» Exercise description: Produce a copy of every line in the records that holds the string "zoom".

(Dataset rows for apps and sites)
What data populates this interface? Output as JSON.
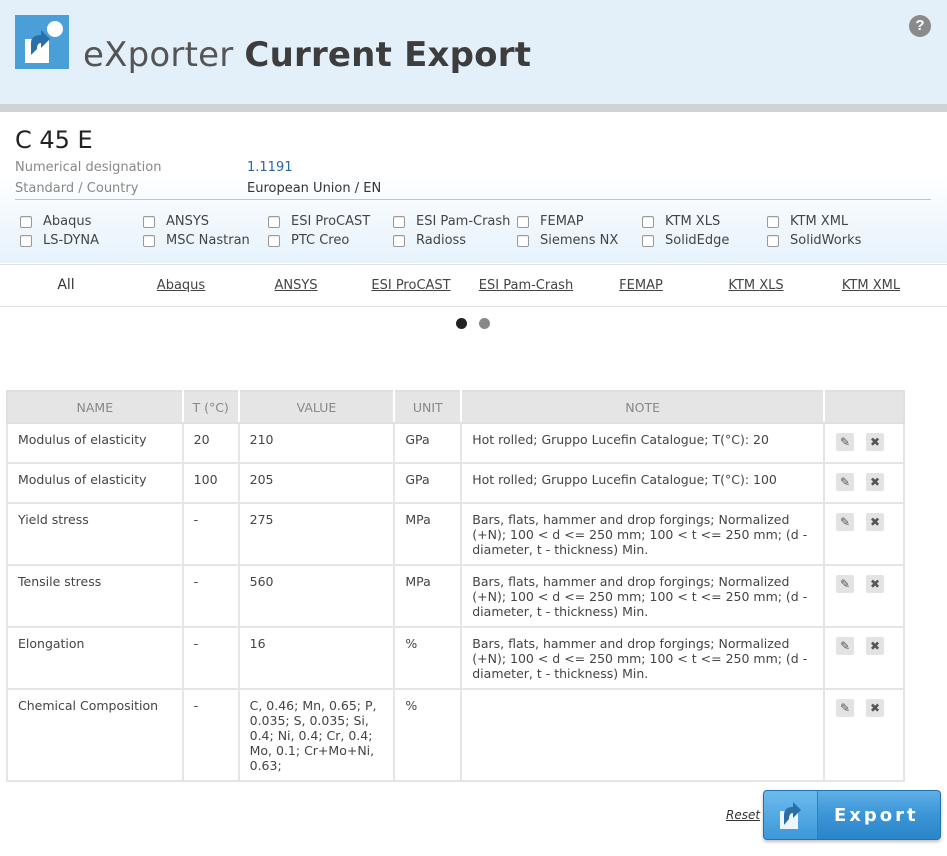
{
  "header": {
    "app_name": "eXporter",
    "page_title": "Current Export",
    "help_label": "?"
  },
  "material": {
    "name": "C 45 E",
    "numerical_designation_label": "Numerical designation",
    "numerical_designation": "1.1191",
    "standard_label": "Standard / Country",
    "standard": "European Union / EN"
  },
  "formats": [
    "Abaqus",
    "ANSYS",
    "ESI ProCAST",
    "ESI Pam-Crash",
    "FEMAP",
    "KTM XLS",
    "KTM XML",
    "LS-DYNA",
    "MSC Nastran",
    "PTC Creo",
    "Radioss",
    "Siemens NX",
    "SolidEdge",
    "SolidWorks"
  ],
  "tabs": [
    "All",
    "Abaqus",
    "ANSYS",
    "ESI ProCAST",
    "ESI Pam-Crash",
    "FEMAP",
    "KTM XLS",
    "KTM XML"
  ],
  "pager": {
    "pages": 2,
    "active": 1
  },
  "table": {
    "columns": [
      "NAME",
      "T (°C)",
      "VALUE",
      "UNIT",
      "NOTE"
    ],
    "rows": [
      {
        "name": "Modulus of elasticity",
        "t": "20",
        "value": "210",
        "unit": "GPa",
        "note": "Hot rolled; Gruppo Lucefin Catalogue; T(°C): 20"
      },
      {
        "name": "Modulus of elasticity",
        "t": "100",
        "value": "205",
        "unit": "GPa",
        "note": "Hot rolled; Gruppo Lucefin Catalogue; T(°C): 100"
      },
      {
        "name": "Yield stress",
        "t": "-",
        "value": "275",
        "unit": "MPa",
        "note": "Bars, flats, hammer and drop forgings; Normalized (+N); 100 < d <= 250 mm; 100 < t <= 250 mm; (d - diameter, t - thickness) Min."
      },
      {
        "name": "Tensile stress",
        "t": "-",
        "value": "560",
        "unit": "MPa",
        "note": "Bars, flats, hammer and drop forgings; Normalized (+N); 100 < d <= 250 mm; 100 < t <= 250 mm; (d - diameter, t - thickness) Min."
      },
      {
        "name": "Elongation",
        "t": "-",
        "value": "16",
        "unit": "%",
        "note": "Bars, flats, hammer and drop forgings; Normalized (+N); 100 < d <= 250 mm; 100 < t <= 250 mm; (d - diameter, t - thickness) Min."
      },
      {
        "name": "Chemical Composition",
        "t": "-",
        "value": "C, 0.46; Mn, 0.65; P, 0.035; S, 0.035; Si, 0.4; Ni, 0.4; Cr, 0.4; Mo, 0.1; Cr+Mo+Ni, 0.63;",
        "unit": "%",
        "note": ""
      }
    ],
    "edit_icon": "pencil-icon",
    "delete_icon": "x-icon"
  },
  "footer": {
    "reset_label": "Reset",
    "export_label": "Export"
  },
  "colors": {
    "header_bg": "#e3f0f9",
    "accent": "#3b95d6",
    "link": "#2a64a6"
  }
}
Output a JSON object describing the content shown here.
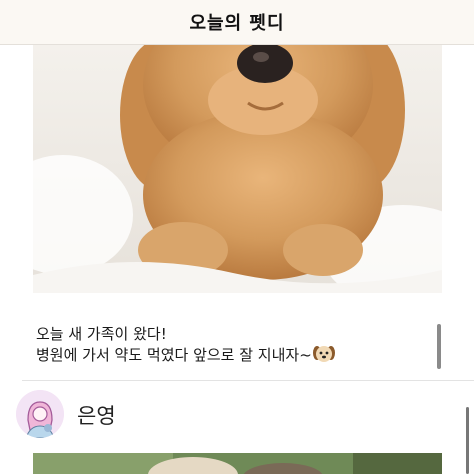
{
  "header": {
    "title": "오늘의 펫디"
  },
  "post": {
    "photo_icon": "puppy-photo",
    "caption_lines": [
      "오늘 새 가족이 왔다!",
      "병원에 가서 약도 먹였다  앞으로 잘 지내자~"
    ],
    "caption_emoji": "dog-face-icon"
  },
  "next_post": {
    "username": "은영",
    "avatar_icon": "user-avatar-icon",
    "photo_icon": "dog-photo"
  },
  "colors": {
    "header_bg": "#fbf8f3",
    "puppy_fur": "#d39a5c",
    "blanket": "#f6f3ef",
    "avatar_bg": "#f3e4f5"
  }
}
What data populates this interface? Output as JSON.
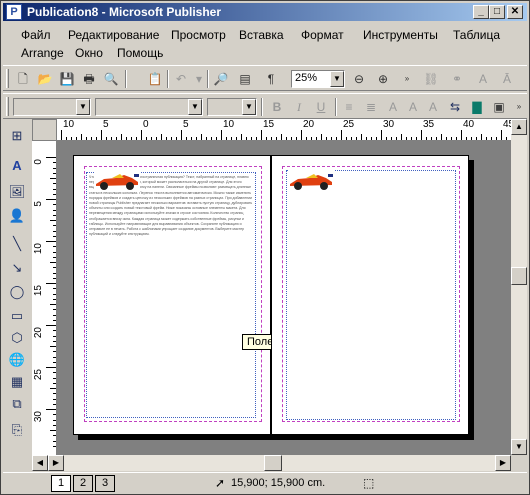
{
  "window": {
    "title": "Publication8 - Microsoft Publisher",
    "app_icon": "publisher-icon"
  },
  "menus": {
    "row1": [
      "Файл",
      "Редактирование",
      "Просмотр",
      "Вставка",
      "Формат",
      "Инструменты",
      "Таблица"
    ],
    "row2": [
      "Arrange",
      "Окно",
      "Помощь"
    ]
  },
  "standard_toolbar": {
    "zoom": "25%",
    "icons": [
      "new-icon",
      "open-icon",
      "save-icon",
      "print-icon",
      "print-preview-icon",
      "paste-icon",
      "undo-icon",
      "redo-icon",
      "find-icon",
      "formatting-marks-icon",
      "zoom-out-icon",
      "zoom-in-icon",
      "link-icon",
      "unlink-icon",
      "font-color-icon",
      "style-icon"
    ]
  },
  "formatting_toolbar": {
    "style_value": "",
    "font_value": "",
    "size_value": "",
    "bold": "B",
    "italic": "I",
    "underline": "U"
  },
  "ruler": {
    "horizontal_labels": [
      "10",
      "5",
      "0",
      "5",
      "10",
      "15",
      "20",
      "25",
      "30",
      "35",
      "40",
      "45"
    ],
    "vertical_labels": [
      "0",
      "5",
      "10",
      "15",
      "20",
      "25",
      "30"
    ]
  },
  "document": {
    "tooltip": "Поле",
    "left_page_text": "Что же представляет собой многостраничная публикация? Текст, набранный на странице, плавно переходит в следующий фрейм, который может располагаться на другой странице. Для этого выделите фрейм и нажмите кнопку на панели. Связанные фреймы позволяют размещать длинные статьи в нескольких колонках. Перенос текста выполняется автоматически. Можно также изменить порядок фреймов и создать цепочку из нескольких фреймов на разных страницах. При добавлении новой страницы Publisher предлагает несколько вариантов: вставить пустую страницу, дублировать объекты или создать новый текстовый фрейм. Ниже показаны основные элементы макета. Для перемещения между страницами используйте значки в строке состояния. Количество страниц отображается внизу окна. Каждая страница может содержать собственные фреймы, рисунки и таблицы. Используйте направляющие для выравнивания объектов. Сохраните публикацию и отправьте ее в печать. Работа с шаблонами упрощает создание документов. Выберите мастер публикаций и следуйте инструкциям.",
    "right_page_text": ""
  },
  "status_bar": {
    "pages": [
      "1",
      "2",
      "3"
    ],
    "active_page": "1",
    "coordinates": "15,900; 15,900 cm."
  },
  "colors": {
    "title_start": "#0a246a",
    "title_end": "#a6caf0",
    "workspace": "#808080",
    "margin_guide": "#c040c0",
    "frame_guide": "#4060c0"
  }
}
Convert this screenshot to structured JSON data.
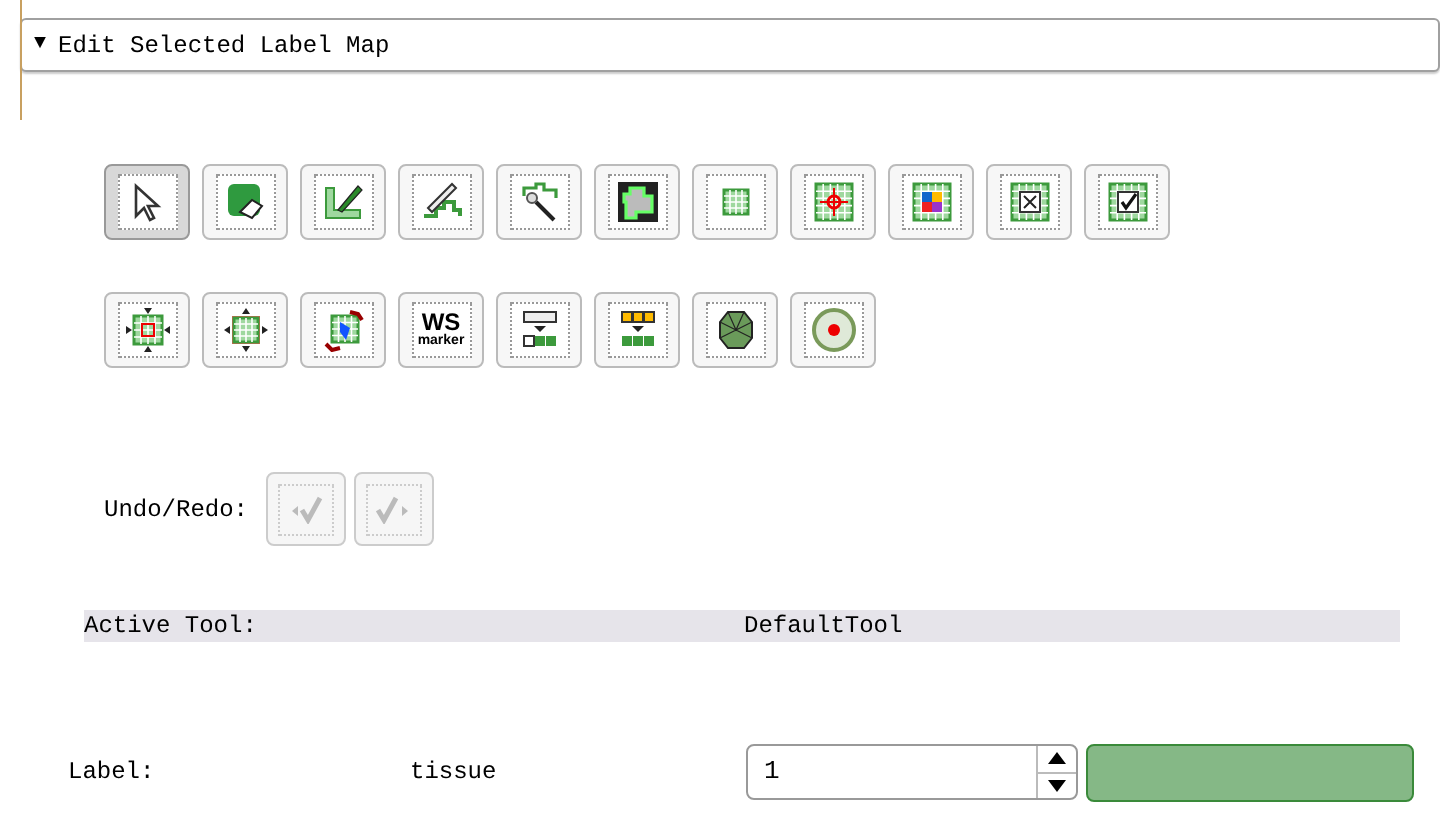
{
  "section": {
    "title": "Edit Selected Label Map",
    "expanded": true,
    "toggle": "▼"
  },
  "tool_rows": [
    [
      {
        "kind": "arrow",
        "selected": true
      },
      {
        "kind": "eraser",
        "selected": false
      },
      {
        "kind": "paint",
        "selected": false
      },
      {
        "kind": "draw",
        "selected": false
      },
      {
        "kind": "wand",
        "selected": false
      },
      {
        "kind": "outline",
        "selected": false
      },
      {
        "kind": "square",
        "selected": false
      },
      {
        "kind": "target",
        "selected": false
      },
      {
        "kind": "colors",
        "selected": false
      },
      {
        "kind": "cross",
        "selected": false
      },
      {
        "kind": "check",
        "selected": false
      }
    ],
    [
      {
        "kind": "shrink",
        "selected": false
      },
      {
        "kind": "grow",
        "selected": false
      },
      {
        "kind": "transfer",
        "selected": false
      },
      {
        "kind": "text",
        "label": "WS",
        "sublabel": "marker",
        "selected": false
      },
      {
        "kind": "merge",
        "selected": false
      },
      {
        "kind": "merge_yellow",
        "selected": false
      },
      {
        "kind": "gem",
        "selected": false
      },
      {
        "kind": "dot",
        "selected": false
      }
    ]
  ],
  "undo_redo": {
    "label": "Undo/Redo:",
    "undo": {
      "disabled": true
    },
    "redo": {
      "disabled": true
    }
  },
  "active_tool": {
    "label": "Active Tool:",
    "value": "DefaultTool"
  },
  "label_row": {
    "label": "Label:",
    "name": "tissue",
    "value": "1",
    "color": "#85b886"
  }
}
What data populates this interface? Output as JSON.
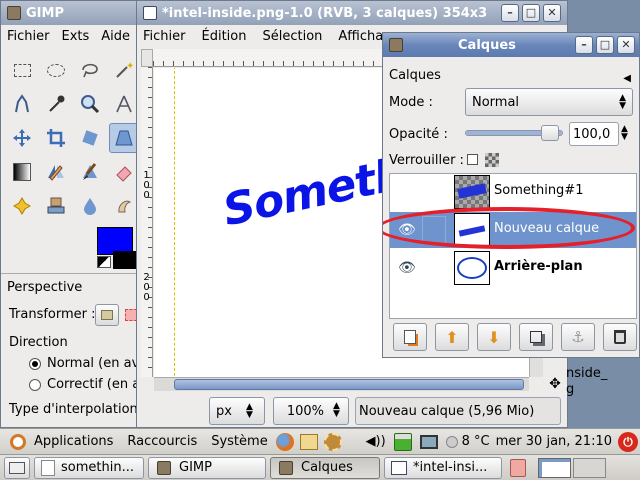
{
  "toolbox": {
    "title": "GIMP",
    "menu": [
      "Fichier",
      "Exts",
      "Aide"
    ],
    "panel_title": "Perspective",
    "transform_label": "Transformer :",
    "direction_label": "Direction",
    "direction_options": [
      "Normal (en av",
      "Correctif (en a"
    ],
    "interp_label": "Type d'interpolation"
  },
  "image_window": {
    "title": "*intel-inside.png-1.0 (RVB, 3 calques) 354x3",
    "menu": [
      "Fichier",
      "Édition",
      "Sélection",
      "Affichag"
    ],
    "ruler_v": [
      "1",
      "0",
      "0",
      "2",
      "0",
      "0"
    ],
    "canvas_text": "Somethin",
    "unit": "px",
    "zoom": "100%",
    "status": "Nouveau calque (5,96 Mio)",
    "behind_text": "nside_",
    "behind_text2": "g"
  },
  "layers": {
    "title": "Calques",
    "subtitle": "Calques",
    "mode_label": "Mode :",
    "mode_value": "Normal",
    "opacity_label": "Opacité :",
    "opacity_value": "100,0",
    "opacity_level": 1.0,
    "lock_label": "Verrouiller :",
    "items": [
      {
        "name": "Something#1",
        "visible": false,
        "selected": false
      },
      {
        "name": "Nouveau calque",
        "visible": true,
        "selected": true
      },
      {
        "name": "Arrière-plan",
        "visible": true,
        "selected": false
      }
    ],
    "highlight_color": "#e5202a",
    "select_color": "#6f93cc"
  },
  "panel": {
    "menus": [
      "Applications",
      "Raccourcis",
      "Système"
    ],
    "weather": "8 °C",
    "clock": "mer 30 jan, 21:10"
  },
  "taskbar": {
    "items": [
      "somethin...",
      "GIMP",
      "Calques",
      "*intel-insi..."
    ]
  }
}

» Exercise output:
    "zoom": "25%",
      "zoom-out-icon",
      "zoom-in-icon",
    "zoom": "100%",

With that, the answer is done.